getting-to-galapagos-crossing-Itabaca-Channel-water-taxi

At the dock on Baltra Island, you’ll get dropped off by the bus. There is a shelter to keep you out of the sun / rain while you wait to board the water taxi. Keep an eye open for land iguanas. Twice we’ve seen the rare Galapagos land iguana here at the dock. They aren’t very energetic but they are fun to watch.

getting-to-galapagos-crossing-Itabaca-Channel-baltra-side

View of the Itabaca Channel from Baltra Island

getting-to-galapagos-crossing-Itabaca-Channel-departure-shelter

The rain / sun shelter on Baltra Island Dock

getting-to-galapagos-crossing-Itabaca-Channel-welcome-santa-cruz

Bienvenido a Santa Cruz (Puerto Ayora 42km) Welcome to Santa Cruz

getting-to-galapagos-crossing-Itabaca-Channel-inside-water-taxi

The inside of one of the water taxis moving Galapagos visitors between Baltra and Santa Cruz Islands

getting-to-galapagos-crossing-Itabaca-Channel-santa-cruz-side

The dock on Santa Cruz Island

How Is the Itabaca Channel Crossing?

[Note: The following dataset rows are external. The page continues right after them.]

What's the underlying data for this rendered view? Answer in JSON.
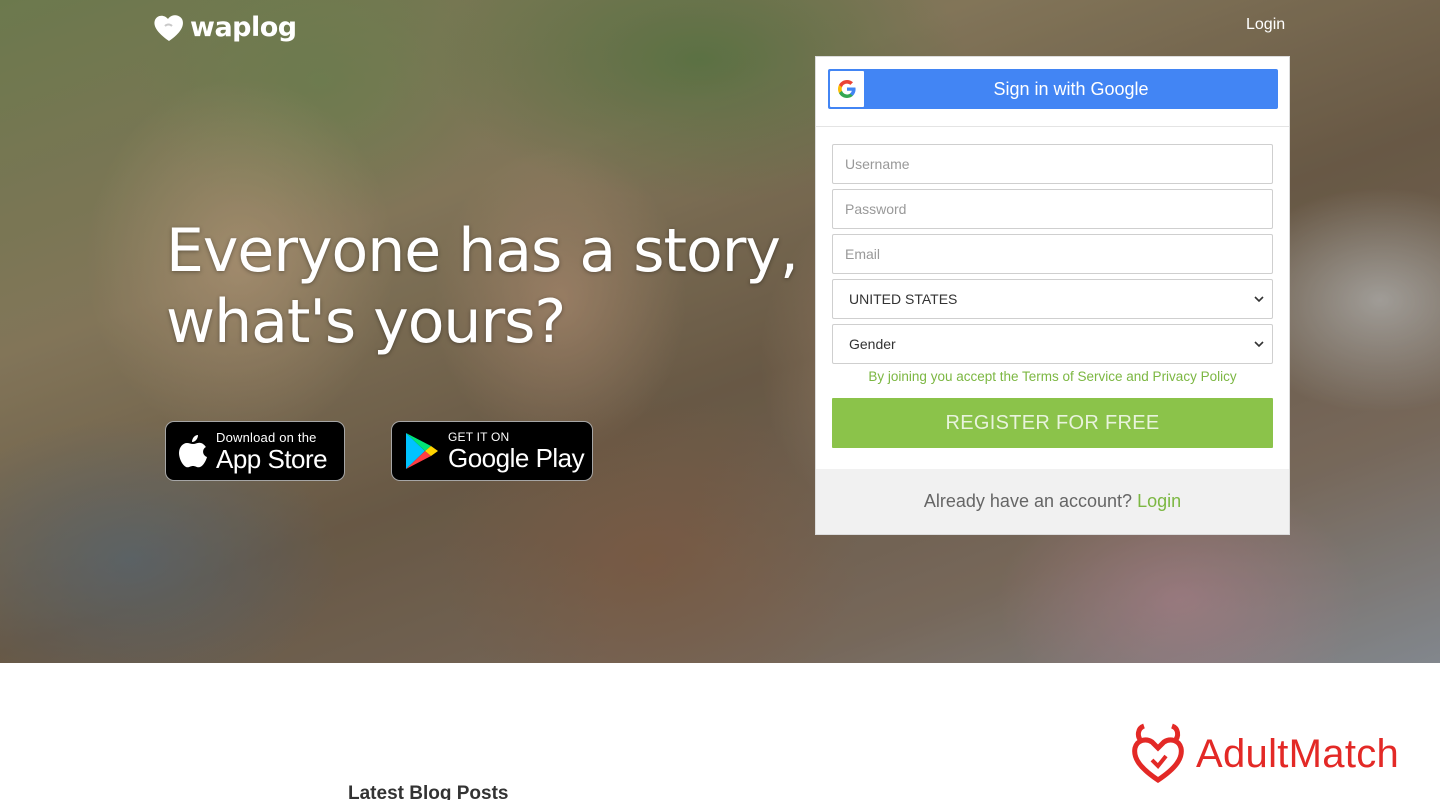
{
  "header": {
    "logo_text": "waplog",
    "login_link": "Login"
  },
  "hero": {
    "headline_line1": "Everyone has a story,",
    "headline_line2": "what's yours?"
  },
  "app_store": {
    "small": "Download on the",
    "big": "App Store"
  },
  "google_play": {
    "small": "GET IT ON",
    "big": "Google Play"
  },
  "register": {
    "google_button": "Sign in with Google",
    "username_placeholder": "Username",
    "password_placeholder": "Password",
    "email_placeholder": "Email",
    "country_value": "UNITED STATES",
    "gender_value": "Gender",
    "terms_text": "By joining you accept the Terms of Service and Privacy Policy",
    "register_button": "REGISTER FOR FREE",
    "already_text": "Already have an account?",
    "login_link": "Login"
  },
  "blog": {
    "title": "Latest Blog Posts"
  },
  "ad": {
    "brand": "AdultMatch"
  },
  "colors": {
    "accent_green": "#8bc34a",
    "google_blue": "#4285f4",
    "brand_red": "#e32926"
  }
}
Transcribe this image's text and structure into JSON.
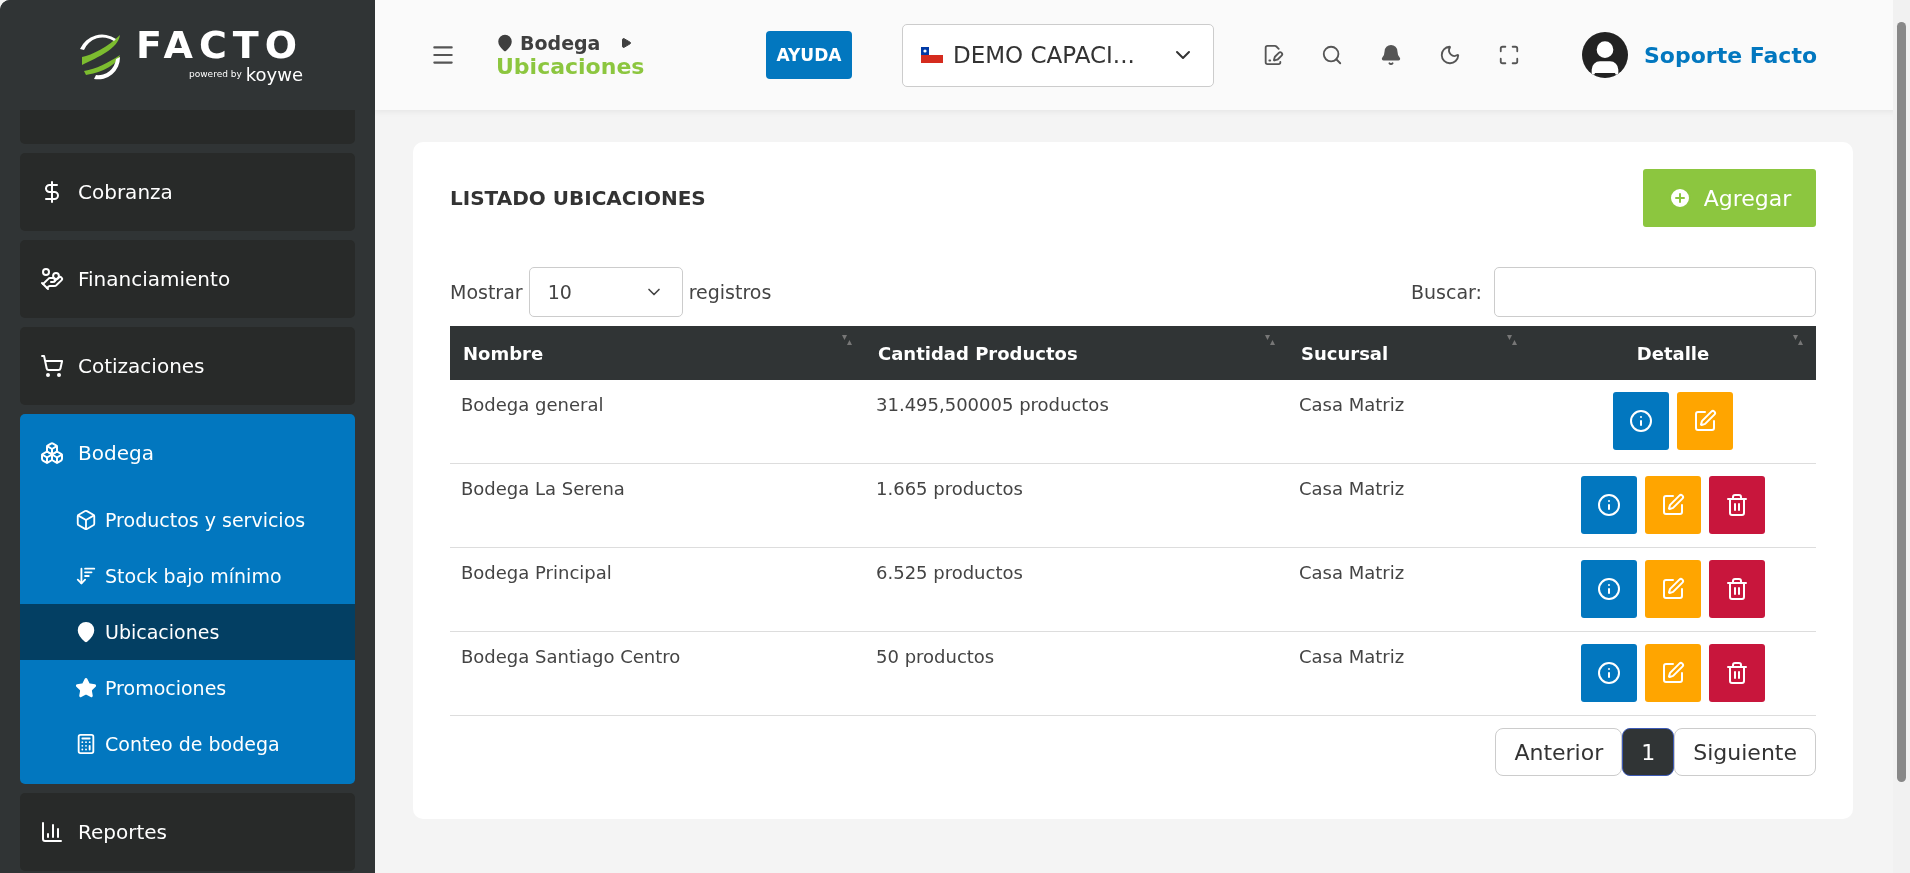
{
  "sidebar": {
    "logo": {
      "name": "FACTO",
      "powered": "powered by",
      "brand": "koywe"
    },
    "items": [
      {
        "label": "Cobranza",
        "expanded": false
      },
      {
        "label": "Financiamiento",
        "expanded": false
      },
      {
        "label": "Cotizaciones",
        "expanded": false
      },
      {
        "label": "Bodega",
        "expanded": true,
        "children": [
          {
            "label": "Productos y servicios",
            "selected": false
          },
          {
            "label": "Stock bajo mínimo",
            "selected": false
          },
          {
            "label": "Ubicaciones",
            "selected": true
          },
          {
            "label": "Promociones",
            "selected": false
          },
          {
            "label": "Conteo de bodega",
            "selected": false
          }
        ]
      },
      {
        "label": "Reportes",
        "expanded": false
      }
    ]
  },
  "header": {
    "breadcrumb": {
      "parent": "Bodega",
      "current": "Ubicaciones"
    },
    "help_button": "AYUDA",
    "company_select": "DEMO CAPACI...",
    "user": "Soporte Facto"
  },
  "listing": {
    "title": "LISTADO UBICACIONES",
    "add_button": "Agregar",
    "show_label": "Mostrar",
    "page_size": "10",
    "records_label": "registros",
    "search_label": "Buscar:",
    "columns": [
      "Nombre",
      "Cantidad Productos",
      "Sucursal",
      "Detalle"
    ],
    "rows": [
      {
        "name": "Bodega general",
        "quantity": "31.495,500005 productos",
        "branch": "Casa Matriz",
        "actions": [
          {
            "kind": "info"
          },
          {
            "kind": "edit"
          }
        ]
      },
      {
        "name": "Bodega La Serena",
        "quantity": "1.665 productos",
        "branch": "Casa Matriz",
        "actions": [
          {
            "kind": "info"
          },
          {
            "kind": "edit"
          },
          {
            "kind": "delete"
          }
        ]
      },
      {
        "name": "Bodega Principal",
        "quantity": "6.525 productos",
        "branch": "Casa Matriz",
        "actions": [
          {
            "kind": "info"
          },
          {
            "kind": "edit"
          },
          {
            "kind": "delete"
          }
        ]
      },
      {
        "name": "Bodega Santiago Centro",
        "quantity": "50 productos",
        "branch": "Casa Matriz",
        "actions": [
          {
            "kind": "info"
          },
          {
            "kind": "edit"
          },
          {
            "kind": "delete"
          }
        ]
      }
    ],
    "pagination": {
      "previous": "Anterior",
      "pages": [
        {
          "label": "1",
          "selected": true
        }
      ],
      "next": "Siguiente"
    }
  }
}
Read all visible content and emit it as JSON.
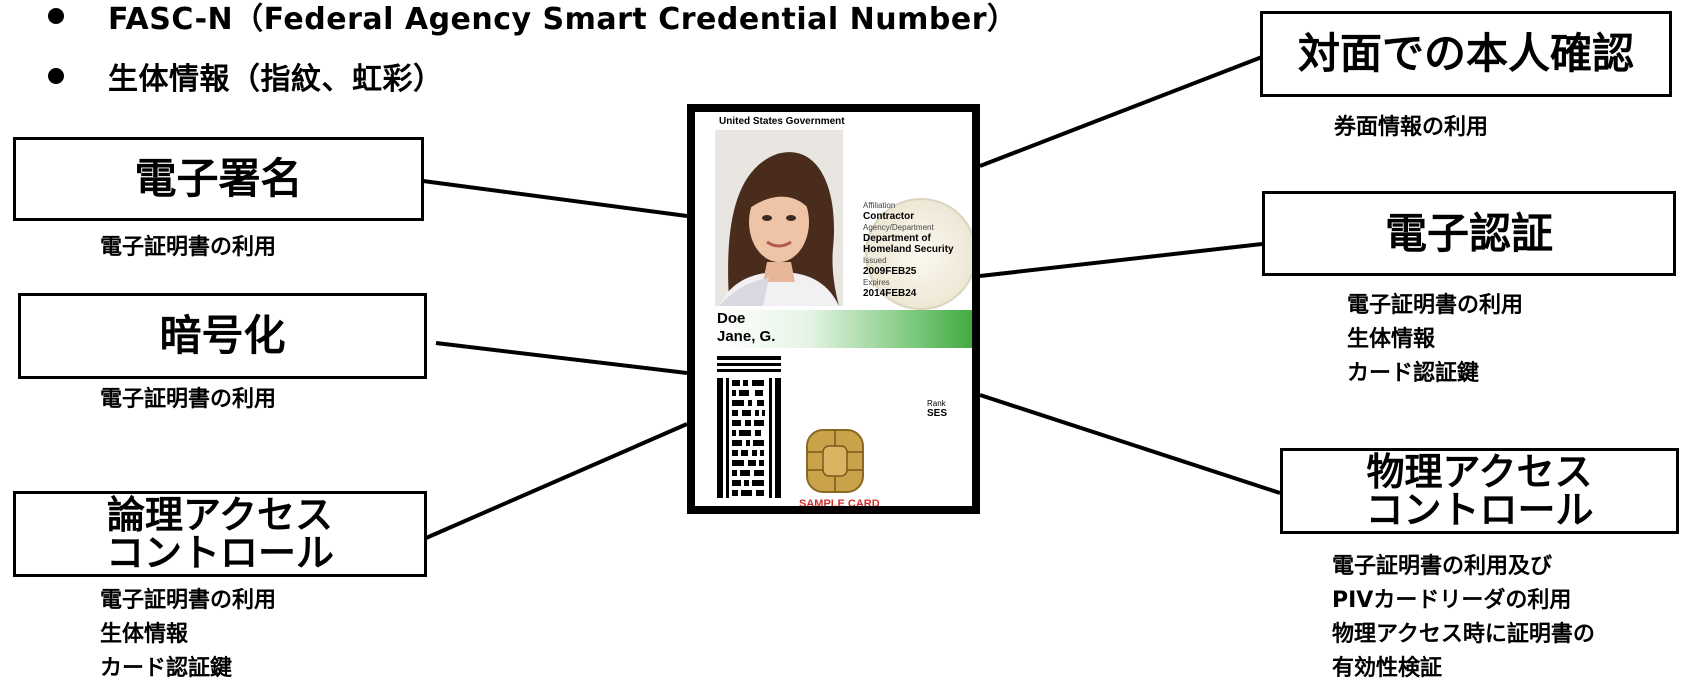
{
  "bullets": [
    "FASC-N（Federal Agency Smart Credential Number）",
    "生体情報（指紋、虹彩）"
  ],
  "left_boxes": {
    "signature": {
      "label": "電子署名",
      "notes": [
        "電子証明書の利用"
      ]
    },
    "encryption": {
      "label": "暗号化",
      "notes": [
        "電子証明書の利用"
      ]
    },
    "logical_access": {
      "label_lines": [
        "論理アクセス",
        "コントロール"
      ],
      "notes": [
        "電子証明書の利用",
        "生体情報",
        "カード認証鍵"
      ]
    }
  },
  "right_boxes": {
    "in_person": {
      "label": "対面での本人確認",
      "notes": [
        "券面情報の利用"
      ]
    },
    "authentication": {
      "label": "電子認証",
      "notes": [
        "電子証明書の利用",
        "生体情報",
        "カード認証鍵"
      ]
    },
    "physical_access": {
      "label_lines": [
        "物理アクセス",
        "コントロール"
      ],
      "notes": [
        "電子証明書の利用及び",
        "PIVカードリーダの利用",
        "物理アクセス時に証明書の",
        "有効性検証"
      ]
    }
  },
  "card": {
    "government": "United States Government",
    "affiliation_label": "Affiliation",
    "affiliation": "Contractor",
    "agency_label": "Agency/Department",
    "agency_lines": [
      "Department of",
      "Homeland Security"
    ],
    "issued_label": "Issued",
    "issued": "2009FEB25",
    "expires_label": "Expires",
    "expires": "2014FEB24",
    "last_name": "Doe",
    "first_name": "Jane, G.",
    "rank_label": "Rank",
    "rank": "SES",
    "sample": "SAMPLE CARD"
  },
  "colors": {
    "name_bar_green": "#3ba63b",
    "sample_text": "#d32f2f",
    "chip_gold": "#c9a24a"
  }
}
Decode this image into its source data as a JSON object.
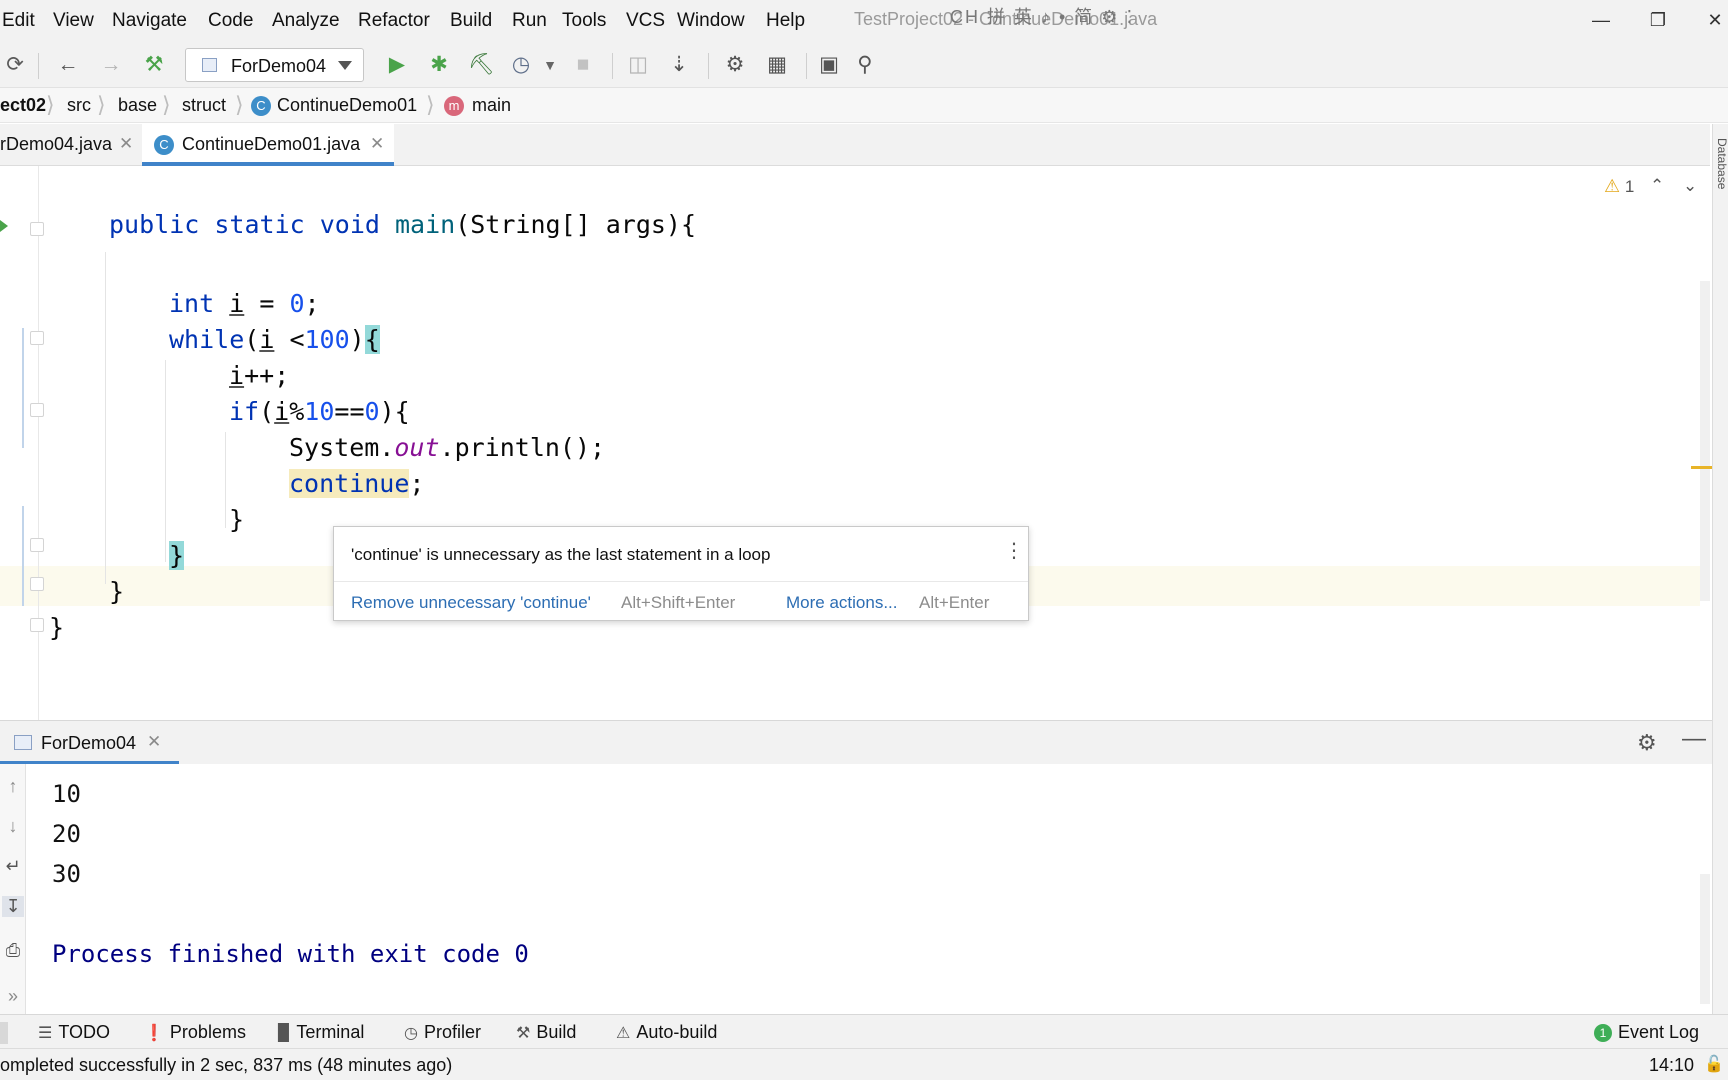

The crossing is very smooth. I was able to shoot some fairly stable video – something almost impossible to do while hand-holding a video camera on a small boat. The water taxi on the Itabaca Channel is one of the smoothest that we’ve ever been on.

The trip across the channel is quite short. I don’t think it takes much more than five minutes once everyone (and all the luggage) is boarded. Getting everything loaded can take a few minutes longer.

The water taxis are public transportation is are open to everyone (tourists and natives alike). If you aren’t on a packaged tour, you’ll have to pay the operator. If you are traveling on a Red Mangrove package it is included and your tour leader will take care of this.

Itabaca Channel Travel Tip:

Don’t forget to have your camera out. You are in the Galapagos and you can see wildlife at any time. You don’t have to be on a tour or an excursion to spot some amazing Galapagos animals. You can expect to see Blue Footed Boobies, frigate birds and iguanas during this crossing. We also saw a number of other birds and some marine life. And the scenery is amazing.

Share →

Leave a Reply

Your email address will not be published. Required fields are marked *

You may use these HTML tags and attributes: <a href="" title=""> <abbr title=""> <acronym title=""> <b> <blockquote cite=""> <cite> <code> <del datetime=""> <em> <i> <q cite=""> <strike> <strong>